However, the Web 2.0 community also realizes that something is different, when you want to apply the benefits of Web 2.0 from your personal development to an organisational environment. I found the analogy of the "two tunnels" by Thomas Vander Wal quite striking in this regard. He argues that while Web 2.0 is like building a tunnel through a mountain, where imperfections and leaks will not prevent the tunnel from being useful, Enterprise 2.0 on the other hand would be like building a tunnel under water. Any leak or or inconsistency could cause the tunnel to break and therefore fail.
While this image is very valid, I think the core of the Enterprise 2.0 issue is another one. There is a significant difference between Web 2.0 tools and traditional IT tools in organisations: The success of Web 2.0 is built on voluntary participation. The value of communities of any kind come from people participating because they have an intrinsic motivation to do so. This is the reason why their contribution also tend to be of good quality, as well as of a very open, flexible and innovative nature. And it also acknowledges the fact that Web 2.0 is a style of communication in itself, which not necessarily fits which the personal characteristic and style of any person.
In organisations on the other hand, motivation is rather external. People participate in and contribute to processes because they have to, because it's part of their job. And defined processes and guidelines establish a framework in which employees have to use certain IT systems in order to deliver specific results their are accountable for according to their job description.
Therefore, introducing Web 2.0 tools as a way "colleagues have to work from now on", won't work as such. Web 2.0 tools only work on a voluntary basis. Meaning that we deliberately have to allow people to also choose not to use it. We can see that this then won't work for organisational workflows which try to reflect mandatory business process within the organisation.
What does that mean for Enterprise 2.0? In my view, we need to acknowledge that Web 2.0 tools can always only add value to the extent its usage is not indispensable for a certain business process. However, where traditional IT tools are already in place and support mandatory business processes effectively, Web 2.0 can actually add great value to the process. This is the entry point where we need to come in when we want to advocate for Enterprise 2.0.

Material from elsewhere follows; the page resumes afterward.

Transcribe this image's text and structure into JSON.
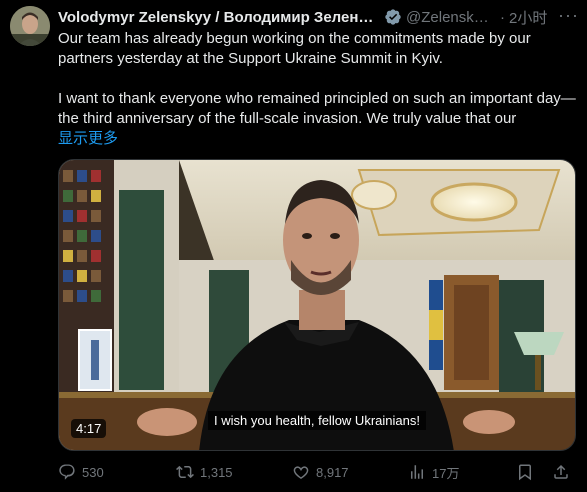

Let's encourage colleagues and managers to let the free and dynamic use of Web 2.0 blossom within our teams. But let's not fall for the illusion, that we could at any point introduce Web 2.0 tools as mandatory work flows for our business processes. They can only unleash their power if you don't have to use them.